The efficient use of renewable energy has the potential to significantly reduce society’s greenhouse gas emissions and thus mitigate the effects of global warming. However, tapping this potential requires new solutions for energy storage, use and monitoring. Thanks to advances in automation and communication technologies, traditional power systems have been slowly making the transition to a smart grid system. By integrating such sustainable features as smart metres, renewable resources and smart appliances, smart grids save energy, reduce costs and increase reliability and efficiency. “Although much attention has been given to validating specific aspects of smart grids, a holistic and integrated approach for analysing and evaluating such complex systems has not been developed yet,” says Thomas Strasser, a senior scientist at the AIT Austrian Institute of Technology.
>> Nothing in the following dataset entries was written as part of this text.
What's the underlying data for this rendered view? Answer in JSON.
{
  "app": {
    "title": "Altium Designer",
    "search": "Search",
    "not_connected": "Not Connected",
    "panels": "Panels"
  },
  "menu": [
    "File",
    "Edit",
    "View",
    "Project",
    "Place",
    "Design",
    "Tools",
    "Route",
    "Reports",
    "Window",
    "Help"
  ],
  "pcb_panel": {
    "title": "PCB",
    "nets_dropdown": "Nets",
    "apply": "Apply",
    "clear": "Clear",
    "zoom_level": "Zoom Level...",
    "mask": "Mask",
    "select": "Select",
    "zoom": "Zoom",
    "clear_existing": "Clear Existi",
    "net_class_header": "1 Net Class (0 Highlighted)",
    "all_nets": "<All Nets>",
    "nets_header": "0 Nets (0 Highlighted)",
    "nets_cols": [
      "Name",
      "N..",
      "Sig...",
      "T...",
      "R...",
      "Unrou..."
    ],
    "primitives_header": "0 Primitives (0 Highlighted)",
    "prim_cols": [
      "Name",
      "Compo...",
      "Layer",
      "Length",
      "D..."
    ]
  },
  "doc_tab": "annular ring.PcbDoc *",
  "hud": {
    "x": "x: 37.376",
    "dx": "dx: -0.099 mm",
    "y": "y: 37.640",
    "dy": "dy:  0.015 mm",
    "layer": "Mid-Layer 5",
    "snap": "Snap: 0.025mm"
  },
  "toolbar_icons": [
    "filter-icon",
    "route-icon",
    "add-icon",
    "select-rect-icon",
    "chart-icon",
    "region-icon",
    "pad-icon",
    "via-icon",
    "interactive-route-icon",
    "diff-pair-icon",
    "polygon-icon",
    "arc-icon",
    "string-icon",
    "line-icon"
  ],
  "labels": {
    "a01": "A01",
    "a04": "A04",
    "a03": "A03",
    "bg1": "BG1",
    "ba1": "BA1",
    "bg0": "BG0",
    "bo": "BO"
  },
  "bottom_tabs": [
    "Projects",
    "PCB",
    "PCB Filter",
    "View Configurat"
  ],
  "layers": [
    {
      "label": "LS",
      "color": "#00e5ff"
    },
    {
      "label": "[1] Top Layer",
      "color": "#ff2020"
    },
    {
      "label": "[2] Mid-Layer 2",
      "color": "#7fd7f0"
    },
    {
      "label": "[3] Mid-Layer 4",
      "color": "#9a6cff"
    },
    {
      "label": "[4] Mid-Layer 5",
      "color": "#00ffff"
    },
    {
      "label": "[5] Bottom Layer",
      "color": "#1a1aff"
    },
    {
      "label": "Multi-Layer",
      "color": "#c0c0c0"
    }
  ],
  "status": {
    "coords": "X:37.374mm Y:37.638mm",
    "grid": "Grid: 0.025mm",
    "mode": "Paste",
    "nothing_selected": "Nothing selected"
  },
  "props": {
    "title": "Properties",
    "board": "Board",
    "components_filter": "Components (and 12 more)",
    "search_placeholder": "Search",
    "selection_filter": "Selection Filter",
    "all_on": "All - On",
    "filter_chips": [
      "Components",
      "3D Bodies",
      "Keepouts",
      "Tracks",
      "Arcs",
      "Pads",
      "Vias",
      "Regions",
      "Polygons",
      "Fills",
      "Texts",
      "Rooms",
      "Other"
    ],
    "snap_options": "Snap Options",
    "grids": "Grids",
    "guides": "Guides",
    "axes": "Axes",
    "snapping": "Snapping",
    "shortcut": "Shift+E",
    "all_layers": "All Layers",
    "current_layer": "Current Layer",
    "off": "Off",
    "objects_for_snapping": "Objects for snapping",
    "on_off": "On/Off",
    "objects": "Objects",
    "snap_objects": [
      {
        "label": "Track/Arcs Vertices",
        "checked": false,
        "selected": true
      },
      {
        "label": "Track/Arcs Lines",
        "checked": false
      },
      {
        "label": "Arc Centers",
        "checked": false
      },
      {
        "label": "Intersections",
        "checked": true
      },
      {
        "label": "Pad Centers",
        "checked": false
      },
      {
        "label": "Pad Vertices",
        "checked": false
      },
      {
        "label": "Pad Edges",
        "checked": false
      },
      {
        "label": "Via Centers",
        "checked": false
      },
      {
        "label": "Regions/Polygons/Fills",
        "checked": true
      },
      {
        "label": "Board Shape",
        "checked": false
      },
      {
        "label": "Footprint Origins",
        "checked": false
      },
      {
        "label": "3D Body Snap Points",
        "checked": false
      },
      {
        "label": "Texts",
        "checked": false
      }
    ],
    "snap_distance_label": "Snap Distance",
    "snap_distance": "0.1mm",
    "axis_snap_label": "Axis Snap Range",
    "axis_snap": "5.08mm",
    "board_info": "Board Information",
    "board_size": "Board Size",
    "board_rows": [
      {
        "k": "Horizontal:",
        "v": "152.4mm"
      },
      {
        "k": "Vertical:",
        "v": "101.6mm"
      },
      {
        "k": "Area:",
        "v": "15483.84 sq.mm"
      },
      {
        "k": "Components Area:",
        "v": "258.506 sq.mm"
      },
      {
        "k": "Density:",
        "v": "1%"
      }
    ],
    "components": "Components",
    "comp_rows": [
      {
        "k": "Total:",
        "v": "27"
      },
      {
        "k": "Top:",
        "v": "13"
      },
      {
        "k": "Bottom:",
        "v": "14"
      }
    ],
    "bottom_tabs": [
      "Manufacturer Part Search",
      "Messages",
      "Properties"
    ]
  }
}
However, thanks to the work of the EU-funded ERIGrid project, this could soon change. Led by Strasser and his team at AIT, the project has developed an integrated research infrastructure for smart grid systems.
Access to state-of-the-art research
With the aim of supporting the technology development and roll-out of smart grid approaches, solutions and concepts in Europe, ERIGrid brings together 18 leading European research centres and institutions. By pooling their know-how and expertise, the team developed common methods, concepts and procedures for smart grid system validation. These include holistic test descriptions, test chain concepts, co-simulation, hardware-in-the-loop approaches for system-level testing, and power system testing guidelines. “By providing smart grid researchers with a single point of entry for accessing state-of-the-art research infrastructure and services, we are strengthening Europe’s technical leadership in the energy sector,” explains Strasser.
Supporting transnational access user groups
ERIGrid has already supported 73 transnational access user groups. One of these was a group from Cyprus, who performed real-time simulations of a photovoltaic system integrated into the existing Cyprus electrical grid. “The real-time simulation tests are essential to the development of Cyprus’ electrical system, and we wouldn’t have been able to conduct them without ERIGrid,” adds George Georghiou, leader of the CYPRESS transnational access project.
In total, 175 engineers and 20 companies have benefited from ERIGrid’s solutions, including spending over 1 000 days in the project’s laboratories. The project also published over 100 articles and papers and has organised numerous training opportunities, webinars and tutorials. ERIGrid’s work continues via its successor project, ERIGrid 2.0. “By providing virtual access to smart energy system research facilities, ERIGrid 2.0 will advance the work accomplished during the original project towards smart energy systems,” concludes Strasser.
ERIGrid, smart grid, infrastructure, renewable energy, global warming, energy sector